PROBLEM: The material must be repeated exactly, with every line intact.

—————

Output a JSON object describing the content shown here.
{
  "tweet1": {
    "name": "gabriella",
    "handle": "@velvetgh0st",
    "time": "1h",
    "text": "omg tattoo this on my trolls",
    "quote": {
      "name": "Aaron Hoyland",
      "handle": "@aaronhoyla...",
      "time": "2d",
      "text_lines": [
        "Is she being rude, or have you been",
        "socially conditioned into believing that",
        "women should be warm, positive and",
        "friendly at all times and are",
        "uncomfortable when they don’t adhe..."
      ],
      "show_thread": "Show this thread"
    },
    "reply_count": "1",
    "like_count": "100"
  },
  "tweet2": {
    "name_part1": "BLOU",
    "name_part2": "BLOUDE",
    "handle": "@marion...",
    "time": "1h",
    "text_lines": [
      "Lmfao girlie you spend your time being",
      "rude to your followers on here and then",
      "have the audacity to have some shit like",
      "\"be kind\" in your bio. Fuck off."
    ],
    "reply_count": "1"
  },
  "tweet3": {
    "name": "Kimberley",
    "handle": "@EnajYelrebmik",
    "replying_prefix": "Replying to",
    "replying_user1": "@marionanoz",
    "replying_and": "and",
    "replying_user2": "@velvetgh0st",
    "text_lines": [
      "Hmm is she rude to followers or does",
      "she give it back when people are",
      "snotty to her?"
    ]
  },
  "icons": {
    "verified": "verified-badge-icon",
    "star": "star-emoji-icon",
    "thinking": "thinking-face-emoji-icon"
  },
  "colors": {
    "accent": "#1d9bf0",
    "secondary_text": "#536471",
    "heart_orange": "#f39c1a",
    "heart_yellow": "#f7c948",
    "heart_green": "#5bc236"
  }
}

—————

TASK RESPONSE:
Output a JSON object describing the content shown here.
{
  "tweet1": {
    "name": "gabriella",
    "handle": "@velvetgh0st",
    "time": "1h",
    "text": "omg tattoo this on my trolls",
    "quote": {
      "name": "Aaron Hoyland",
      "handle": "@aaronhoyla...",
      "time": "2d",
      "text_lines": [
        "Is she being rude, or have you been",
        "socially conditioned into believing that",
        "women should be warm, positive and",
        "friendly at all times and are",
        "uncomfortable when they don’t adhe..."
      ],
      "show_thread": "Show this thread"
    },
    "reply_count": "1",
    "like_count": "100"
  },
  "tweet2": {
    "name_part1": "BLOU",
    "name_part2": "BLOUDE",
    "handle": "@marion...",
    "time": "1h",
    "text_lines": [
      "Lmfao girlie you spend your time being",
      "rude to your followers on here and then",
      "have the audacity to have some shit like",
      "\"be kind\" in your bio. Fuck off."
    ],
    "reply_count": "1"
  },
  "tweet3": {
    "name": "Kimberley",
    "handle": "@EnajYelrebmik",
    "replying_prefix": "Replying to",
    "replying_user1": "@marionanoz",
    "replying_and": "and",
    "replying_user2": "@velvetgh0st",
    "text_lines": [
      "Hmm is she rude to followers or does",
      "she give it back when people are",
      "snotty to her?"
    ]
  },
  "icons": {
    "verified": "verified-badge-icon",
    "star": "star-emoji-icon",
    "thinking": "thinking-face-emoji-icon"
  },
  "colors": {
    "accent": "#1d9bf0",
    "secondary_text": "#536471",
    "heart_orange": "#f39c1a",
    "heart_yellow": "#f7c948",
    "heart_green": "#5bc236"
  }
}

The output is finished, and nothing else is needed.